The Bloomberg JPMorgan-Asia Dollar Index, which tracks the region’s 10 most-active currencies, declined 0.6 percent last week, the biggest decline since Aug. 23, to 115.33 in Singapore. The won dropped 0.8 percent, the most in a month, to 1,072.09 per US dollar in Seoul, data compiled by Bloomberg shows.
The New Taiwan dollar fell 0.2 percent to NT$30.395 against the US dollar this week. The greenback opened lower on Friday, as traders pocketed gains generated from a day earlier and foreign institutional investors bought a net NT$10.36 billion (US$340.85 million) of Taiwanese shares, dealers said.
However, the weakness of regional currencies, especially the won, central bank intervention and concern over China’s weak manufacturing report eased the pressure on the greenback, they said.

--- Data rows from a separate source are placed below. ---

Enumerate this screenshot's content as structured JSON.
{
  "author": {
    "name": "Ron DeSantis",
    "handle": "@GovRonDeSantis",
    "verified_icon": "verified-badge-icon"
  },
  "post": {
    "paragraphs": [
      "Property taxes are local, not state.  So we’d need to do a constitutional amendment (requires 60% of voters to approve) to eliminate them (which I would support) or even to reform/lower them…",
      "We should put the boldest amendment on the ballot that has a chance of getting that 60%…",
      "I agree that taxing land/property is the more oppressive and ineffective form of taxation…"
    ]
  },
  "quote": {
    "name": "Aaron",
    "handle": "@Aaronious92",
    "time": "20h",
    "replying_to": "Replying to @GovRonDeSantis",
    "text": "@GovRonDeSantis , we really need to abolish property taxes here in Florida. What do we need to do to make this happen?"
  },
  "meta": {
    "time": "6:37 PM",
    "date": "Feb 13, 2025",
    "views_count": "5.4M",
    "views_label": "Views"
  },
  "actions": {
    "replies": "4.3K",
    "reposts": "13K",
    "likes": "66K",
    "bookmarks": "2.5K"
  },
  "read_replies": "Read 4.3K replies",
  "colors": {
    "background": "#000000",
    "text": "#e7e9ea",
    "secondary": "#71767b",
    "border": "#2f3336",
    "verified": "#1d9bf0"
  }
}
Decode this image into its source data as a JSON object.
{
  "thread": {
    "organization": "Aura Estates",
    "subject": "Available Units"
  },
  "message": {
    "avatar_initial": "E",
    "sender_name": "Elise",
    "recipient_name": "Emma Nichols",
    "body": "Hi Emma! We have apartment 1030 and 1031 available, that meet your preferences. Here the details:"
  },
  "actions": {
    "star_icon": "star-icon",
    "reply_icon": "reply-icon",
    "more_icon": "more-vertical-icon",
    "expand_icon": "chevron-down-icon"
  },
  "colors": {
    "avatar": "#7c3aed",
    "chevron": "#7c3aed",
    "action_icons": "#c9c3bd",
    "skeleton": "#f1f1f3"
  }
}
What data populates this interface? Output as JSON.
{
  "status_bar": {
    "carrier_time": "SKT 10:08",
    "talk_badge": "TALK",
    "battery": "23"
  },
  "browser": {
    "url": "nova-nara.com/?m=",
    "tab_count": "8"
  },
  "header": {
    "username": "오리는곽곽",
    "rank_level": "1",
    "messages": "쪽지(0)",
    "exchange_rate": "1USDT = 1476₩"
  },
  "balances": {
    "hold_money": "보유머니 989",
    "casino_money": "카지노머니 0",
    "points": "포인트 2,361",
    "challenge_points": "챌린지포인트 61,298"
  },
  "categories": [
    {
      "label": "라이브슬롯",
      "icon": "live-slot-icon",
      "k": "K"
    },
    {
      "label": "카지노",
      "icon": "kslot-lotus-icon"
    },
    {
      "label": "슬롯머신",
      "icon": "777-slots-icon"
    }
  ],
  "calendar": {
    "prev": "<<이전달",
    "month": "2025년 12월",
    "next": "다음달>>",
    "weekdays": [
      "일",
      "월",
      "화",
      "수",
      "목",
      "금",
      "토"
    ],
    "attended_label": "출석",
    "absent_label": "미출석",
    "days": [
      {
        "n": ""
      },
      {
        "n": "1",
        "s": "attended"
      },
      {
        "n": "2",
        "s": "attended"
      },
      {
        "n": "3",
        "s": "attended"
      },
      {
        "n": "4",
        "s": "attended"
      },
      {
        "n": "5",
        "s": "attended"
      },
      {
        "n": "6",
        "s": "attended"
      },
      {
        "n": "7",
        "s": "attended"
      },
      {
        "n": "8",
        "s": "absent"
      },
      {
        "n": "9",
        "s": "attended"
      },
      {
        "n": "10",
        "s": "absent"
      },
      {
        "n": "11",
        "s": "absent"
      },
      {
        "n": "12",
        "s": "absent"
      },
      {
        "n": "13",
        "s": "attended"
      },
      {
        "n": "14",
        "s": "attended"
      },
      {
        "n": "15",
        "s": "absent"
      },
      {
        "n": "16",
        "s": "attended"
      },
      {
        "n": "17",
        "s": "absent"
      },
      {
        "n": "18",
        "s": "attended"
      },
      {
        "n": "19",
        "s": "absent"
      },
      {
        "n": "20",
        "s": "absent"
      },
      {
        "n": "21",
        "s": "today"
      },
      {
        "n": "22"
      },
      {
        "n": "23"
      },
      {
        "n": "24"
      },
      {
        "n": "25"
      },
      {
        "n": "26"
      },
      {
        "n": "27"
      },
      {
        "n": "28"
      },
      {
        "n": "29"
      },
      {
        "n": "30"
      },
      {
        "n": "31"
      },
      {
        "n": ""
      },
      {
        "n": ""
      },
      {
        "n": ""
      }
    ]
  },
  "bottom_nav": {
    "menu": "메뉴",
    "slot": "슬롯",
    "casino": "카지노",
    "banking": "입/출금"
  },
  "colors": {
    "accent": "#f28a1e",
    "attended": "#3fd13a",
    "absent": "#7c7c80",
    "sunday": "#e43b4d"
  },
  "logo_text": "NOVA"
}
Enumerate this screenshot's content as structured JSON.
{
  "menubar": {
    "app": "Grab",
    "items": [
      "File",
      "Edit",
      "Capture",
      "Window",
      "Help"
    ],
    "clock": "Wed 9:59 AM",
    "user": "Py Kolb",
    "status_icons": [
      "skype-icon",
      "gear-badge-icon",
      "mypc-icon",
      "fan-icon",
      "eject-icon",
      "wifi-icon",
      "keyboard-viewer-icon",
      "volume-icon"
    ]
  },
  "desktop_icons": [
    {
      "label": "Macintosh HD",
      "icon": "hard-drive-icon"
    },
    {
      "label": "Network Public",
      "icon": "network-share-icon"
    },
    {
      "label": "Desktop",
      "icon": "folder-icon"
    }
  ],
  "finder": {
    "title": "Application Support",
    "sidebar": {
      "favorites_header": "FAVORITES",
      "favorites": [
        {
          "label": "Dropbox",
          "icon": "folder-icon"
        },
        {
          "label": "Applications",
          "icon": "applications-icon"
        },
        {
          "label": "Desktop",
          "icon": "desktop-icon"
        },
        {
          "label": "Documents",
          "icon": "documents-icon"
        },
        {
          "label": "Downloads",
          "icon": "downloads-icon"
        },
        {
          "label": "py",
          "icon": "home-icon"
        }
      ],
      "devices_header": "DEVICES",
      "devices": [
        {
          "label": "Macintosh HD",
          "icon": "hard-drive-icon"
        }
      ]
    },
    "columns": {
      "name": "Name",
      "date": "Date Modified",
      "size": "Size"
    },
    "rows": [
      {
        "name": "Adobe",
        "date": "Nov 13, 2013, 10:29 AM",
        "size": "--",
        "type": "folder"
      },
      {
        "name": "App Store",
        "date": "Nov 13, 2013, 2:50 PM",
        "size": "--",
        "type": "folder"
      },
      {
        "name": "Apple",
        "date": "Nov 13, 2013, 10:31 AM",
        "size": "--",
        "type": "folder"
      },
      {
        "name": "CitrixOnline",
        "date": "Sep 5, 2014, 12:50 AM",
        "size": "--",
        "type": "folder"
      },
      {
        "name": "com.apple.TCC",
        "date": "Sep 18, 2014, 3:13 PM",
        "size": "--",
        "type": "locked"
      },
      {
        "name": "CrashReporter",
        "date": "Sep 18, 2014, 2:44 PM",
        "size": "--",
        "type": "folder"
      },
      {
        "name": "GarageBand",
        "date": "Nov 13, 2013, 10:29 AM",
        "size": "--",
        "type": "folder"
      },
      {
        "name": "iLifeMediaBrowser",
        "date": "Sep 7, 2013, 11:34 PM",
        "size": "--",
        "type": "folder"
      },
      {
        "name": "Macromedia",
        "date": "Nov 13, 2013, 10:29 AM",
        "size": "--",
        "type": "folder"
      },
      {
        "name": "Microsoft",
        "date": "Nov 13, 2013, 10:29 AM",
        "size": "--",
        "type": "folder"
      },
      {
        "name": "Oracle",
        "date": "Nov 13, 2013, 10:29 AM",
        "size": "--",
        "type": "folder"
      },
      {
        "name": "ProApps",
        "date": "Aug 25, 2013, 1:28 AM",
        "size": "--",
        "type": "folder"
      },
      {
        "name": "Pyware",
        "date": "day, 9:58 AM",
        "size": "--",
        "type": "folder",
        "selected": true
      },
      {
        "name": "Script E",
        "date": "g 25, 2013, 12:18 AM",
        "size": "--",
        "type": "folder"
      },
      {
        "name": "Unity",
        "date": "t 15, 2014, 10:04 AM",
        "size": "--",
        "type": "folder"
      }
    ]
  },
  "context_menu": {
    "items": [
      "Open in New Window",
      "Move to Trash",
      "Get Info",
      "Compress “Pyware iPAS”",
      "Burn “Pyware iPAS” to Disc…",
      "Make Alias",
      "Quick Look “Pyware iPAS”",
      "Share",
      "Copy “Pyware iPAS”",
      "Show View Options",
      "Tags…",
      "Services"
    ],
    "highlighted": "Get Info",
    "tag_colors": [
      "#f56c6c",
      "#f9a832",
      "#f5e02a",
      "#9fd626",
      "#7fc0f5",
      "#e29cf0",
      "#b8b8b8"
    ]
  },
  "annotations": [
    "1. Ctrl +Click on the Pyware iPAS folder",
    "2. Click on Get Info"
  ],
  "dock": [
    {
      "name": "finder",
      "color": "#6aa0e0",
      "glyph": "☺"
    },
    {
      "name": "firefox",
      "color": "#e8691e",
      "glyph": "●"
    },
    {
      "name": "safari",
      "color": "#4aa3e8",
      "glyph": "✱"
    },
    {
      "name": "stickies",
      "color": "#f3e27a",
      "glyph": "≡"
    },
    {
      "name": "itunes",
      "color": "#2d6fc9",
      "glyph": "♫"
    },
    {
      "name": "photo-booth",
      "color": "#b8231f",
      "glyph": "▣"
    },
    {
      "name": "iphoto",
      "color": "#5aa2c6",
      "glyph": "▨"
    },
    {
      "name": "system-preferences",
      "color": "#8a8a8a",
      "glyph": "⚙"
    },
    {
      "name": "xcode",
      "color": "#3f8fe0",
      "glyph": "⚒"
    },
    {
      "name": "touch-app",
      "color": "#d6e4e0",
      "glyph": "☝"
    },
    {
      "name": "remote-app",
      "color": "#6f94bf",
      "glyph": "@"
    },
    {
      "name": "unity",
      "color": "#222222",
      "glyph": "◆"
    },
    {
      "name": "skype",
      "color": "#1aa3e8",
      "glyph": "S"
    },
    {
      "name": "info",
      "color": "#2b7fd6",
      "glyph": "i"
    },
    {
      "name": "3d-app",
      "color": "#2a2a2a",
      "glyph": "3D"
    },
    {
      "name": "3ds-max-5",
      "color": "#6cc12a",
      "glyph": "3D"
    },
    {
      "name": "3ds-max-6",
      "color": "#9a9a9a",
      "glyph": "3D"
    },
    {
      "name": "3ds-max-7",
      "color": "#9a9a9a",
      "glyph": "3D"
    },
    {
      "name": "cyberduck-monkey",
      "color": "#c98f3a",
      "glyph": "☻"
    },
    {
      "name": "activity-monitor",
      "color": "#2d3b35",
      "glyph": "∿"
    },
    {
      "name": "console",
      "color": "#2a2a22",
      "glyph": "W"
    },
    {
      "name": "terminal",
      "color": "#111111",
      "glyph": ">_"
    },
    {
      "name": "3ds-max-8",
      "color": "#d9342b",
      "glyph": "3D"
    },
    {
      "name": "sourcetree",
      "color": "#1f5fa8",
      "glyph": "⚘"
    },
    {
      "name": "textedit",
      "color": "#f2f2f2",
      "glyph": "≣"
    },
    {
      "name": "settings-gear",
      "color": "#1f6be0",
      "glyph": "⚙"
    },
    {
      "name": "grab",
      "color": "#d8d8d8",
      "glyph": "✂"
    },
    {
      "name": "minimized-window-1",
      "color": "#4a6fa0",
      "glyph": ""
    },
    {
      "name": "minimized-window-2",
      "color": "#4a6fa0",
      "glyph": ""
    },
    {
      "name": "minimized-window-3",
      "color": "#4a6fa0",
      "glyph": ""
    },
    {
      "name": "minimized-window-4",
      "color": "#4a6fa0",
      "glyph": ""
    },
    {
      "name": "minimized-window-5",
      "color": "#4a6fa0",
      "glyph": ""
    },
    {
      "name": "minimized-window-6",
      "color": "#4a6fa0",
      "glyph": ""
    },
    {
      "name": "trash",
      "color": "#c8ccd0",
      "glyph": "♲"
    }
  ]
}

A preliminary purchasing managers index of factory output in China fell to 48.3 this month from 49.5 last month, HSBC Holdings PLC and Markit Economics reported on Thursday, below the median estimate in a Bloomberg survey of 49.5. A reading lower than 50 indicates contraction.
The yuan dropped 1.2 percent from Feb. 14 to 6.1082 per US dollar in the offshore market in Hong Kong, according to data compiled by Bloomberg. The onshore rate declined 0.4 percent in Shanghai to 6.0914, the biggest five-day loss since June 2012.
In Thailand, a violent clash between police and protesters on Tuesday left five people dead and injured at least 69. The demonstrators are ramping up efforts to oust tHAI Prime Minister Yingluck Shinawatra on claims her government is corrupt.
The baht dropped 0.7 percent this week to 32.555 per US dollar in Bangkok, taking its loss for the past three months to 2.4 percent, the third-worst performance in Asia after the Malaysian ringgit and the NT dollar.
Elsewhere in the region, India’s rupee weakened 0.3 percent during the five days to 62.13 versus the greenback in Mumbai. The ringgit climbed 0.3 percent for a third weekly advance to 3.2954 and Indonesia’s rupiah strengthened 0.7 percent to 11,743. The Philippine peso gained 0.4 percent to 44.555, while the Vietnamese dong was steady at 21,105.
The US dollar also rose the most against the yen this year as the Bank of Japan maintained its monetary stimulus while the Fed backed stimulus tapering.
The yen fell against most of its 16 major peers after the Bank of Japan doubled a funding tool to ￥7 trillion (US$68 billion) and said individual banks may borrow twice as much low-interest money as previously allowed under a second facility.
The US dollar rose 0.7 percent this week to ￥102.66 in New York, the biggest gain since the week ended Dec. 27. It dropped 0.4 percent to US$1.3746 per euro, a third weekly decline. The yen fell 1.1 percent to ￥140.90 per euro.